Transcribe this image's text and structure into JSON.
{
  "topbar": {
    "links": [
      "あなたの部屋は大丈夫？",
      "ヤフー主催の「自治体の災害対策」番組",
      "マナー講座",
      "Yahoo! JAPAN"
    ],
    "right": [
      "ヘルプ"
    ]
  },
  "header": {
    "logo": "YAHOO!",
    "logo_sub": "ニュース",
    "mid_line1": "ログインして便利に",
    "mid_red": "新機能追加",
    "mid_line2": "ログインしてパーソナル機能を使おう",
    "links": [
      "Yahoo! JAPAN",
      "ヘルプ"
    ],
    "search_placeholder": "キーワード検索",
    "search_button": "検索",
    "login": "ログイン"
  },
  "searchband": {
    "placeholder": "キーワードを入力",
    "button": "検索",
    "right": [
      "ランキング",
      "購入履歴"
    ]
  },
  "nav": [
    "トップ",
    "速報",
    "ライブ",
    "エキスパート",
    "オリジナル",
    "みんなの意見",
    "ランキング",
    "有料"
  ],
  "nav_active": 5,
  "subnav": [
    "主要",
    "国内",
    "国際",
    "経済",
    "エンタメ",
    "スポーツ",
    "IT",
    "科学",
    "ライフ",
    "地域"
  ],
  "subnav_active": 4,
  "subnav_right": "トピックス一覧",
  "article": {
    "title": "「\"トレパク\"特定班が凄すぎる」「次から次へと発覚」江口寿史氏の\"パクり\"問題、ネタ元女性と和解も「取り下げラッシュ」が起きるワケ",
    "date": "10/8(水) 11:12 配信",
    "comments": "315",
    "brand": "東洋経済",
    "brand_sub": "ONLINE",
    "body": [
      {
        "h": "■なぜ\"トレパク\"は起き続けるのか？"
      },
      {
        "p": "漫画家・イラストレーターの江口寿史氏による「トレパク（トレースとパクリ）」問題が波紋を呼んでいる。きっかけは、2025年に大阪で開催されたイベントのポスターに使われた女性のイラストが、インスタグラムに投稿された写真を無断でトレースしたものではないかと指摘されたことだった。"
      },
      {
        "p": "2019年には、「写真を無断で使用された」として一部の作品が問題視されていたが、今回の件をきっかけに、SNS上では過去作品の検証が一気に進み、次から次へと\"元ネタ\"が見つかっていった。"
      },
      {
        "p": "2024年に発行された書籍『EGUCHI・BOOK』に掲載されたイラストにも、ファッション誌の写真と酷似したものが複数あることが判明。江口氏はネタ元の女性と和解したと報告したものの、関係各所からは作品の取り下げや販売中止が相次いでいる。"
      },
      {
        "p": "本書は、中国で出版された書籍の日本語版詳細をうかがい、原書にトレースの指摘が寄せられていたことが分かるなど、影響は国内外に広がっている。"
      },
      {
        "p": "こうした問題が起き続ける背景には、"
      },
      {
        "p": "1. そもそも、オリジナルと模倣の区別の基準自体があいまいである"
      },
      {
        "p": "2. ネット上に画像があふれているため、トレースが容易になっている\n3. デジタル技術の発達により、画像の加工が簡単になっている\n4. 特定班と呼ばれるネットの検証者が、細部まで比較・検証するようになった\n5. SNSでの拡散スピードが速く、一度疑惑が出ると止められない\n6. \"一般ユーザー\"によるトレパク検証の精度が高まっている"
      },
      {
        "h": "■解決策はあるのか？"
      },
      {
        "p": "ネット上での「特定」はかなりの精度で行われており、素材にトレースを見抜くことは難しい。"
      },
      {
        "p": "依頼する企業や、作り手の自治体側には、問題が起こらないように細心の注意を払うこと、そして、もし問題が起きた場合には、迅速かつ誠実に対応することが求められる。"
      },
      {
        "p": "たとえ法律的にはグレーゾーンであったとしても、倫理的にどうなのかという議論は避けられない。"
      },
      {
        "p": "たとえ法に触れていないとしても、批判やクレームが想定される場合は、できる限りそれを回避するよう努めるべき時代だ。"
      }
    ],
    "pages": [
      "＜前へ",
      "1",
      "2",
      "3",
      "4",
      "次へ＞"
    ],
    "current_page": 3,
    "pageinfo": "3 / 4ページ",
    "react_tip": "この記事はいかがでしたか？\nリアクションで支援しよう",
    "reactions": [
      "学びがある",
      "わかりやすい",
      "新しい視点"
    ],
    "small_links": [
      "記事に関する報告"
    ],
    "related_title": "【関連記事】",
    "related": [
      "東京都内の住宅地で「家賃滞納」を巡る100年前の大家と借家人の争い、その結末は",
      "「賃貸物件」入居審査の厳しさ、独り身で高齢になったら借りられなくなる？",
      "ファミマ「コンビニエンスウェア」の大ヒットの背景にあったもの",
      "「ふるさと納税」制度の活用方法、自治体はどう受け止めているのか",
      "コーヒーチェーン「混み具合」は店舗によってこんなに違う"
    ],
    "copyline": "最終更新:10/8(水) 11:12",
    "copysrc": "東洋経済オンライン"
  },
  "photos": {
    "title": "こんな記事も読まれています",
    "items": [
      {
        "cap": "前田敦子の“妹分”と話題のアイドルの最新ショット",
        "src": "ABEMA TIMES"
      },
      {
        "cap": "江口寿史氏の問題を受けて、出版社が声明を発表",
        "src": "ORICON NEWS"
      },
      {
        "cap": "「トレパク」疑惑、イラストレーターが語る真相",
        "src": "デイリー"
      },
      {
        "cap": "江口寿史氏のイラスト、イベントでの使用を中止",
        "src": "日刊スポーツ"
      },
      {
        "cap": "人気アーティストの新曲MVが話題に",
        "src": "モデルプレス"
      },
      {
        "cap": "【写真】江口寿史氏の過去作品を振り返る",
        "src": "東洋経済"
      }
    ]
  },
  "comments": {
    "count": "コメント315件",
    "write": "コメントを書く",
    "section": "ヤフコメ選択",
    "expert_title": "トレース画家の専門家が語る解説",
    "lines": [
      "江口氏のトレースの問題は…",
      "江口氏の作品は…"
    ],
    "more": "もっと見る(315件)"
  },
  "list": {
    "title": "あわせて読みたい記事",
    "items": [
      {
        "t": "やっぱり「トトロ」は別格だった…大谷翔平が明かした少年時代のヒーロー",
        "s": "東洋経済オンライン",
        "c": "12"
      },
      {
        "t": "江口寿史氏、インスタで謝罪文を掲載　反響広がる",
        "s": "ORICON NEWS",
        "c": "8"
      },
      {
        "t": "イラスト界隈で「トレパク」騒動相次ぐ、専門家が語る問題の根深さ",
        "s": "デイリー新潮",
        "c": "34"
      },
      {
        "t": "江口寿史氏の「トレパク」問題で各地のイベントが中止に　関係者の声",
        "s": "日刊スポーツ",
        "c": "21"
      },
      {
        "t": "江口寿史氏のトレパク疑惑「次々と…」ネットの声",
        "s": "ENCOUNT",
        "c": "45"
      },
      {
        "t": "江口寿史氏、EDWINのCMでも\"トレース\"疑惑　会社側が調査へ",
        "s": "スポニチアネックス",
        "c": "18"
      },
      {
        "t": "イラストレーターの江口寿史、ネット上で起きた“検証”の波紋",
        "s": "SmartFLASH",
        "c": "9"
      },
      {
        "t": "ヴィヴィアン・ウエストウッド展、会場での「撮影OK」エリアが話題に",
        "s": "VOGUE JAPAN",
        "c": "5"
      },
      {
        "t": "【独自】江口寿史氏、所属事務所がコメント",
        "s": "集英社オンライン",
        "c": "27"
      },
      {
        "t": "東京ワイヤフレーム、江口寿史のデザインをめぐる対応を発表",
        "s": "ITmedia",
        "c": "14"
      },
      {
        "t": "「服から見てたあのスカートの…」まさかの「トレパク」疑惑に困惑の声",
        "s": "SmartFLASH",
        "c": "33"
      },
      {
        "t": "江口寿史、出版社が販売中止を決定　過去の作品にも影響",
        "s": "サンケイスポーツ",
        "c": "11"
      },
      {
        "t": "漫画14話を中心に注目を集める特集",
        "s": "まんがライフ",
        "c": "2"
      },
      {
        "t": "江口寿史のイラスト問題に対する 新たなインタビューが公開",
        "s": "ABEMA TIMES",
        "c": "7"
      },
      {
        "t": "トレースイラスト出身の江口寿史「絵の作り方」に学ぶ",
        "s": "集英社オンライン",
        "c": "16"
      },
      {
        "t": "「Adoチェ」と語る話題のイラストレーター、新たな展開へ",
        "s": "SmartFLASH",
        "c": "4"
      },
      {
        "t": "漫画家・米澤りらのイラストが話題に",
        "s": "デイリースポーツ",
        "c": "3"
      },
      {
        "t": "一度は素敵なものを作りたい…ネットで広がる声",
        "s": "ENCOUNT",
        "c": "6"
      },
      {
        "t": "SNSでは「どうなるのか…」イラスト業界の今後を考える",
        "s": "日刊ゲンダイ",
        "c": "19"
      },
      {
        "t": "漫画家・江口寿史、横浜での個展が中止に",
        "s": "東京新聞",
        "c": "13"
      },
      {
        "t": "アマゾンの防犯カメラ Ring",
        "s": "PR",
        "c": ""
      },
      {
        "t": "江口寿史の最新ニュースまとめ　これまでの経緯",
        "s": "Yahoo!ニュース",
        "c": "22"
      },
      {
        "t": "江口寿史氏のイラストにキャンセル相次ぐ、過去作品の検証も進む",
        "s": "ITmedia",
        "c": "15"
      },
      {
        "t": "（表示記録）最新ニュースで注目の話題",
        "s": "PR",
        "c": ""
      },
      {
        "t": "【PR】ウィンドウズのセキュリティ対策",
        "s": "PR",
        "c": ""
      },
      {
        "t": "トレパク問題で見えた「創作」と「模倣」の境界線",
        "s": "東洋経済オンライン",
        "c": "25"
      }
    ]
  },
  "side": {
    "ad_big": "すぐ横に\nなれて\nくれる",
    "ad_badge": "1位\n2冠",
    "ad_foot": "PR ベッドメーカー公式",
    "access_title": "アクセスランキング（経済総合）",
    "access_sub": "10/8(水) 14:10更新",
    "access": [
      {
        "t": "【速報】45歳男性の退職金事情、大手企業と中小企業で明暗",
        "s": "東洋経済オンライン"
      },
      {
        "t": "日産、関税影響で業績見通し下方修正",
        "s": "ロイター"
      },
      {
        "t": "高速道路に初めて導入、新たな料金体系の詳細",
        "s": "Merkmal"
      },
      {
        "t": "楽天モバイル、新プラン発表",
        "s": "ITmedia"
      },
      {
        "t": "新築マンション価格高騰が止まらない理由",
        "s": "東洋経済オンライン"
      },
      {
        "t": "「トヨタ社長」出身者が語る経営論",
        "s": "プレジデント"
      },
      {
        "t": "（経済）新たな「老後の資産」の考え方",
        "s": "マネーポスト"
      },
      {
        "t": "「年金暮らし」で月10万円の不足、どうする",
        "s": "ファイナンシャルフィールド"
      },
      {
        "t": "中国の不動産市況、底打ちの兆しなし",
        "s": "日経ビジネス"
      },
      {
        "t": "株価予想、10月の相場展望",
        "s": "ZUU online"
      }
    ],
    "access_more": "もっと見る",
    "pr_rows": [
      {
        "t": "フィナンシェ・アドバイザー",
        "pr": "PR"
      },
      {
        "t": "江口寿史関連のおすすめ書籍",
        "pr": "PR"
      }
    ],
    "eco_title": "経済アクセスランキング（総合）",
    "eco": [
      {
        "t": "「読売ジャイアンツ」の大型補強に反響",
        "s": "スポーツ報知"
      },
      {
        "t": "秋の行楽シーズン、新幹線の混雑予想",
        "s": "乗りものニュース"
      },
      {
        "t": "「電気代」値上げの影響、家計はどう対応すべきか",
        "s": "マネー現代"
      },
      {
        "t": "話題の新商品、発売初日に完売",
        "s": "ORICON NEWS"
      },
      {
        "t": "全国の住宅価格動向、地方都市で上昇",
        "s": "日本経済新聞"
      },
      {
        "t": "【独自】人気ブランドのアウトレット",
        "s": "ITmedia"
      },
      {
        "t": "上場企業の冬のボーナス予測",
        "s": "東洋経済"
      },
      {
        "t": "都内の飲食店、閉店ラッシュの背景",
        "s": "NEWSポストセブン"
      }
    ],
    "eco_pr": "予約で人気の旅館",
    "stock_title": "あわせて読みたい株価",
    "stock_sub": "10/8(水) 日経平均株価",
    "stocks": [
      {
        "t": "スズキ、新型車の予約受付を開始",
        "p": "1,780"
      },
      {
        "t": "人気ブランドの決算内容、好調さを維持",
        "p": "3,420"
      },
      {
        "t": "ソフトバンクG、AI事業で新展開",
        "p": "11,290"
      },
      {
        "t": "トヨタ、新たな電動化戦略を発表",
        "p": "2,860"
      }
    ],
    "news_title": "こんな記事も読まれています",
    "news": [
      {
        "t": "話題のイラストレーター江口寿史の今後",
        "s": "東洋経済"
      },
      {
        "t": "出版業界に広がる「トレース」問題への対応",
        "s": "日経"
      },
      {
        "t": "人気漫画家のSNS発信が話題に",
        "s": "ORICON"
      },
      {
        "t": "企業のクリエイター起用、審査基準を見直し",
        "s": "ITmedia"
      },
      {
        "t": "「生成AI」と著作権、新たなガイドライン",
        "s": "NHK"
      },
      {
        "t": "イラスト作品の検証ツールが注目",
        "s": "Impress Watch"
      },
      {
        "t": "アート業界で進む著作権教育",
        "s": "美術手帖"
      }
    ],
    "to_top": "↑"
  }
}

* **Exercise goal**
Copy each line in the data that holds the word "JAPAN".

* **Exercise solution**
      "Yahoo! JAPAN"
      "Yahoo! JAPAN",
        "s": "VOGUE JAPAN",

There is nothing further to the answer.